With over 6000 television episodes under his belt, David Letterman is a talk show legend. Shah Rukh Khan is less easy to sum up.
Letterman was overwhelmed by the swarming crowds outside Khan’s Bandra house, but appeared unaware of India’s fan-culture — where Khan’s place is but one of many ‘pilgrimages,’ a list topped by Amitabh Bachchan’s bungalow, his Sunday ‘darshans’ having plagued Juhu traffic for decades. A dubious number of “3.5 billion fans" was mentioned, something Khan attributed to “Time or Newsweek," conflating the two in unmistakably Jaane Bhi Do Yaaron fashion, as if it doesn’t matter which American periodical said it as long as an American periodical said it. Letterman’s metric for Khan’s success appears only to be the number of his fans, and while not particularly insightful, that isn’t a bad place to start.
Why, though, did Letterman fill this studio with a diaspora audience, the kind that cheer uproariously at the word ‘Punjab’, and squeal every time Hassan Minhaj (on another Netflix show, Patriot Act) says “auntie"? For the first episode of Letterman’s series, the audience didn’t know who the guest would be, and someone guessed Bill Clinton before Barack Obama showed up, flashing that rockstar smile to arena-filling applause. In Shah Rukh’s case, the dimple-worshippers seemed exclusively desi.
The actor was, inevitably, brilliant. Shah Rukh Khan is our wittiest leading man, glib and silvertongued, and provided hits. My picks would be Khan explaining how Michael J Fox influenced him (“his use of space and the ease of his acting"), how his mother passed away the day after he showed her an episode of a TV series he had acted in (“so no amount of criticism of my work makes me feel bad anymore"), and, finally, his priceless answer to Letterman’s question about how India feels about the current US President, one I won’t repeat here because it’s worth the price of admission, so to speak.
There was, alas, no question about Khan’s feelings towards India’s own government, though Letterman — who wondered which country India fought for Freedom (“The British? Okay") and muddled the name of the only Shah Rukh movie he mentioned (“DDJL?") — may genuinely not know what’s going on. After all, he bumped into a man called Owen on the streets of Mumbai, and eagerly bought him a mythological Laxmi painting. Okay then. No attempt was made to dig into Khan’s performances, persona, process, artistic intent. Letterman was content to bask in the actor’s magnetism, let the crowd applaud Khan’s dimples, and call the actor “so darned cute."
In 2015, Letterman quit a 33-year hosting career. He had been a trailblazer, unafraid of overlong monologues or awkward silences, and now appeared wary of talkshow trends dictated by memes and celebrity games. After two years of beard-growing, came My Next Guest Needs No Introduction, a Netflix coup where the grand old host singled out guests for longer conversation, about more than vacation anecdotes.
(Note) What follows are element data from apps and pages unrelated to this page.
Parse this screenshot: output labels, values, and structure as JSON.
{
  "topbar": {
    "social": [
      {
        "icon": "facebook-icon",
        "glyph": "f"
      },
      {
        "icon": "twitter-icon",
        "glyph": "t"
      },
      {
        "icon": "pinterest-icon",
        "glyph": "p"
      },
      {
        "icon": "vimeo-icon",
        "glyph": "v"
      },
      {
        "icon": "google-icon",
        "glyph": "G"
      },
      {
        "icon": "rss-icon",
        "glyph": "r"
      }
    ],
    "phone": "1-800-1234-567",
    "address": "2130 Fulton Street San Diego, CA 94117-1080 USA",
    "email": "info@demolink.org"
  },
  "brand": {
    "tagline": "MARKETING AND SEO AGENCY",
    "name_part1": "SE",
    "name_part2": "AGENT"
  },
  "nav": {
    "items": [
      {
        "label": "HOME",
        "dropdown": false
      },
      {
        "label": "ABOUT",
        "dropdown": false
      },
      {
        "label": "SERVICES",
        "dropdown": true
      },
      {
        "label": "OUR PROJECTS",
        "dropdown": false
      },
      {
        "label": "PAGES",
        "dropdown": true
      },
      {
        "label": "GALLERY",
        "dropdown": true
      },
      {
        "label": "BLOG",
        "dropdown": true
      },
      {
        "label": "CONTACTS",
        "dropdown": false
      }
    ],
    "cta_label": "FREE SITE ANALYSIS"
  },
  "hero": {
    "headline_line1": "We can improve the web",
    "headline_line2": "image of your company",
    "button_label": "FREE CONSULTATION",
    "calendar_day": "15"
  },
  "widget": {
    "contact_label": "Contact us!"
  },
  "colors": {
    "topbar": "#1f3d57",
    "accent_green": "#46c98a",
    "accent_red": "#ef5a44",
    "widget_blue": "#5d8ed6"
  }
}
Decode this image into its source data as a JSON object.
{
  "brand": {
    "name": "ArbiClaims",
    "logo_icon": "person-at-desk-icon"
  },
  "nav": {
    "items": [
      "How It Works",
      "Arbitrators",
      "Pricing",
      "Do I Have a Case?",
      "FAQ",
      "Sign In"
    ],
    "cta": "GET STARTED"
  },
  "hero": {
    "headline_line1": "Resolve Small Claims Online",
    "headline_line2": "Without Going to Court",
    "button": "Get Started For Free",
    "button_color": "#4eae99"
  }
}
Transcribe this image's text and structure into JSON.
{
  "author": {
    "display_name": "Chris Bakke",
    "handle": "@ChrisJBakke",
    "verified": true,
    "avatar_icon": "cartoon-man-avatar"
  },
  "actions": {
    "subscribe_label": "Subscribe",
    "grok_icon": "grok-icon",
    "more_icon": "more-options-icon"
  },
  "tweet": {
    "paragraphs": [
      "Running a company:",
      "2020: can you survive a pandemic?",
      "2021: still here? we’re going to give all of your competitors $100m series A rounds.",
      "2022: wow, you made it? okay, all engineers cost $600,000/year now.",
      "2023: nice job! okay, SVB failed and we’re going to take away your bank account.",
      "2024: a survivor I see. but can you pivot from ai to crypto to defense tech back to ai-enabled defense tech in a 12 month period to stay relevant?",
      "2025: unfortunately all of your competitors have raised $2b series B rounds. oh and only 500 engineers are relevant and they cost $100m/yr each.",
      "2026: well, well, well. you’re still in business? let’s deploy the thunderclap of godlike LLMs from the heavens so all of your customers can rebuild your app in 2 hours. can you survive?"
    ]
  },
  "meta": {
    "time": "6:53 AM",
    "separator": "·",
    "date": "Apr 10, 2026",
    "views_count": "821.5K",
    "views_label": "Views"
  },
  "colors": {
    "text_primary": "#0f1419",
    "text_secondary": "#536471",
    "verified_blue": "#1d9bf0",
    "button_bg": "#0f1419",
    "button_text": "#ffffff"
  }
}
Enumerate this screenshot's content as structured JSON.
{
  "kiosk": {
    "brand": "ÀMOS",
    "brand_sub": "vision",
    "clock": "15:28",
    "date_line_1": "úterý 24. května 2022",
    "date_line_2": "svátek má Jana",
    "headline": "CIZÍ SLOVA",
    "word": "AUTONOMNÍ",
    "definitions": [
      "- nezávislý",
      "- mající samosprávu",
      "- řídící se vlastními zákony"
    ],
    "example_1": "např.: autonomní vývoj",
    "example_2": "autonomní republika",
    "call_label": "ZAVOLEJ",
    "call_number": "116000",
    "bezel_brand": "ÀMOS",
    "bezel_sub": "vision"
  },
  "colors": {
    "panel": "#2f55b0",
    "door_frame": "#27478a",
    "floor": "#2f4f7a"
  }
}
First was former President Barack Obama, “another man who had just left a long term job," as Letterman said.
With guests as far ranging as Malala Yousafzai and Kanye West, the show is intriguing — partly because Letterman asks truly basic questions. This can be both excellent (like Jay-Z’s unabashed glee at Letterman knowing nothing about crack cocaine) and awkward (like Malala, not knowing what to politely say after the host wondered whether Islamic countries would ever elect woman leaders after the assassination of Benazir Bhutto, even though there have been several.) The lack of homework from this befuddled gent is meant to be charming.
This episode is for Khan diehards to smile at, and for Letterman’s usual crowd to skip. (It is even packaged individually by Netflix, outside of Letterman’s series, titled simply My Next Guest, as if this time even Letterman is seeking an introduction.) Talking to Jay-Z, Letterman and the musician spoke nakedly about marital infidelity. With George Clooney, Letterman elicited warmth, and stories we’d never heard. It is profoundly disappointing to see him tackle Khan through such a superficial lens.
The problem may not be Letterman himself, but America’s unwillingness to engage with icons they do not already know. Shah Rukh Khan is quite a concept, and it is easy to picture Americans having trouble understanding — or introducing — a man who will not eat hot wings but instead cook for Dave, while thousands chant an actor’s name outside his house. Letterman was thunderstruck, while Khan would be well have been underwhelmed.
As a talker, Khan is always in form. He’s cleverly sly, quick to retort, simultaneously both pompous and self-effacing, and disarmingly candid, as seen in conversations with all manner of interviewers, from Simi Garewal to Rajat Sharma. For a big occasion, he deserves a questioner as fearless, as eager to push the envelope. Netflix got the right subject, but picked the wrong show. Bring on Zach Galifianakis. Shah Rukh Khan would slay Between Two Ferns.